Work does not feel like work if creative and, above all, productive forces are awakened and encouraged. Employees in these new environments report a greater sense of camaraderie, productivity and engagement – since they are able to work more closely with colleagues who share similar goals and projects. Employees also find more opportunities to network and dialogue with their colleagues, which drives greater innovation, creativity and synergy.
As outlined above, the times are changing — rapidly. Whole work paradigms are shifting from the “old way” to a more agile and user friendly environment.
Let’s now talk through the IT evolution related to these changes.
What That Dated Device Conveys
In many clients’ offices, we still come across aging computers with roaring coolers, standing there, defiant, against the wind of change. We see people with desk phones that are ridiculously far away from being easy to use or even functional.
The device is the main access point to a company’s IT system and tools, to the outside world and to clients. These can be seen as a symbol of health for the company as a whole. A state-of-the art device is not only faster and thus enables more productivity, it also improves the end-user experience.
We strongly advise companies to consider at least a partial refresh of hardware and devices in a continuous manner, maybe even in an as-a-Service/leasing model to reduce CAPEX and with that have a contractually agreed to refresh every two years.
We all know what it feels like to be faced with outdated versions of software, with bulky, old applications, with pointless restrictions that are limiting the end-user to a certain set of tools.
In this day and age, a lot of security concerns raised in companies are simply over the top. Just think about the endless browser discussion around IE vs. Firefox vs. Chrome vs. Safari … Also when thinking about productivity tools, e-mail clients and other things – why so restrictive? Why so yesterday?
Microsoft 365, for example, is really reliable, powerful and user-friendly, and CSC is more than happy to help you with considering the pros and cons here. There are so many — often free or very cheap — tools that could replace the legacy rubbish that annoys everyone, from C-Level employees to the front desk.
IT as a People Pleaser
An unhappy employee will not stay for long – and the job market is lively, to say the least.
With the use of Web-based tools and services, with a shift from fat to thin clients and a user’s expectation to have at least the same comfort, in terms of mobility, as he has at home, another challenge arises: connectivity.
Even many years after the rise of Wi-Fi technology in the household (personally I do not know a single family without it), we still see many companies relying on cable. Why is that? Sure, Wi-Fi brings some security issues but those can be addressed, often very easily.
The expense for going wireless should be compared to the expense for maintaining the status quo with cables and infrastructure underneath. After all, a company cannot provide its employees with something better than Wi-Fi, yet — but that is the least they should do to enable a new way of working.

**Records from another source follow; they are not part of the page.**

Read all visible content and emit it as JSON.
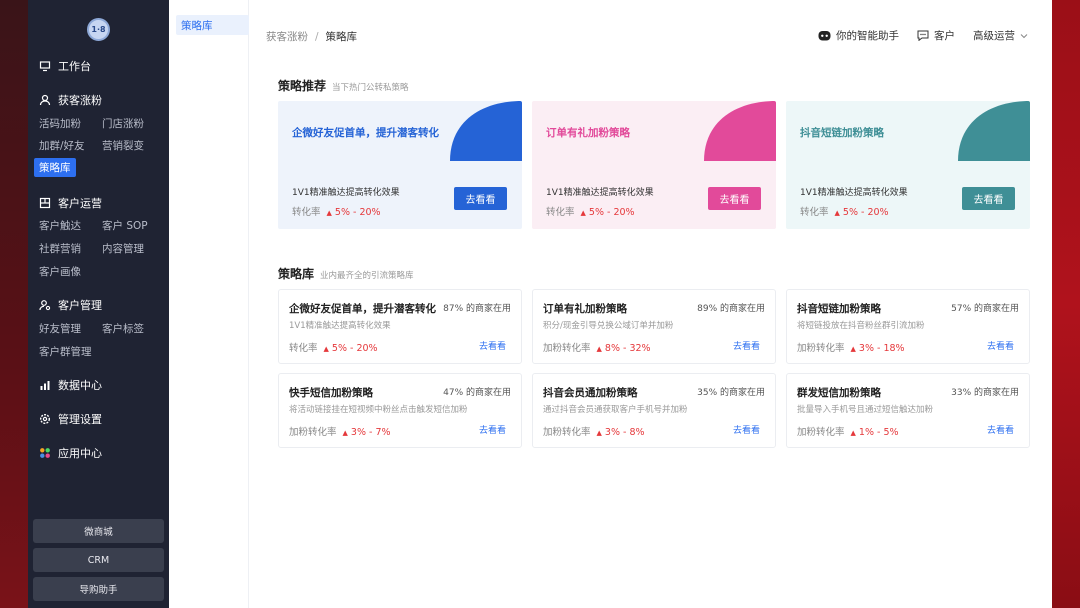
{
  "sidebar": {
    "logo_text": "1·8",
    "workbench": "工作台",
    "groups": [
      {
        "title": "获客涨粉",
        "items": [
          "活码加粉",
          "门店涨粉",
          "加群/好友",
          "营销裂变",
          "策略库"
        ]
      },
      {
        "title": "客户运营",
        "items": [
          "客户触达",
          "客户 SOP",
          "社群营销",
          "内容管理",
          "客户画像"
        ]
      },
      {
        "title": "客户管理",
        "items": [
          "好友管理",
          "客户标签",
          "客户群管理"
        ]
      }
    ],
    "data_center": "数据中心",
    "settings": "管理设置",
    "apps": "应用中心",
    "bottom_buttons": [
      "微商城",
      "CRM",
      "导购助手"
    ]
  },
  "submenu": {
    "active": "策略库"
  },
  "header": {
    "breadcrumb_parent": "获客涨粉",
    "breadcrumb_sep": "/",
    "breadcrumb_current": "策略库",
    "assistant": "你的智能助手",
    "customer": "客户",
    "ops": "高级运营"
  },
  "recommend": {
    "title": "策略推荐",
    "subtitle": "当下热门公转私策略",
    "cards": [
      {
        "title": "企微好友促首单，提升潜客转化",
        "desc": "1V1精准触达提高转化效果",
        "rate_label": "转化率",
        "rate": "5% - 20%",
        "button": "去看看",
        "accent": "#2563d6",
        "bg": "#eef3fb"
      },
      {
        "title": "订单有礼加粉策略",
        "desc": "1V1精准触达提高转化效果",
        "rate_label": "转化率",
        "rate": "5% - 20%",
        "button": "去看看",
        "accent": "#e24a9a",
        "bg": "#fbeef4"
      },
      {
        "title": "抖音短链加粉策略",
        "desc": "1V1精准触达提高转化效果",
        "rate_label": "转化率",
        "rate": "5% - 20%",
        "button": "去看看",
        "accent": "#3f8f96",
        "bg": "#edf7f8"
      }
    ]
  },
  "library": {
    "title": "策略库",
    "subtitle": "业内最齐全的引流策略库",
    "cards": [
      {
        "title": "企微好友促首单，提升潜客转化",
        "usage": "87% 的商家在用",
        "desc": "1V1精准触达提高转化效果",
        "rate_label": "转化率",
        "rate": "5% - 20%",
        "link": "去看看"
      },
      {
        "title": "订单有礼加粉策略",
        "usage": "89% 的商家在用",
        "desc": "积分/现金引导兑换公域订单并加粉",
        "rate_label": "加粉转化率",
        "rate": "8% - 32%",
        "link": "去看看"
      },
      {
        "title": "抖音短链加粉策略",
        "usage": "57% 的商家在用",
        "desc": "将短链投放在抖音粉丝群引流加粉",
        "rate_label": "加粉转化率",
        "rate": "3% - 18%",
        "link": "去看看"
      },
      {
        "title": "快手短信加粉策略",
        "usage": "47% 的商家在用",
        "desc": "将活动链接挂在短视频中粉丝点击触发短信加粉",
        "rate_label": "加粉转化率",
        "rate": "3% - 7%",
        "link": "去看看"
      },
      {
        "title": "抖音会员通加粉策略",
        "usage": "35% 的商家在用",
        "desc": "通过抖音会员通获取客户手机号并加粉",
        "rate_label": "加粉转化率",
        "rate": "3% - 8%",
        "link": "去看看"
      },
      {
        "title": "群发短信加粉策略",
        "usage": "33% 的商家在用",
        "desc": "批量导入手机号且通过短信触达加粉",
        "rate_label": "加粉转化率",
        "rate": "1% - 5%",
        "link": "去看看"
      }
    ]
  }
}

The ability to access internal and external networks from anywhere on the premises or outside allows people to work safe and sound from anywhere on the planet, quickly and above all safely.
Paired with a document management system and modern devices, both employer provided and privately owned (BYOD), this human-machine interface increases productivity. Using cutting-edge applications to promote productivity, “enabling not disabling,” increases employee satisfaction and employee loyalty.
From CSC´s perspective, the New Ways of Working are not a gimmick or passing trend. The modern technical capabilities are fundamental prerequisites to enabling the modern workplace and the next generation of workers.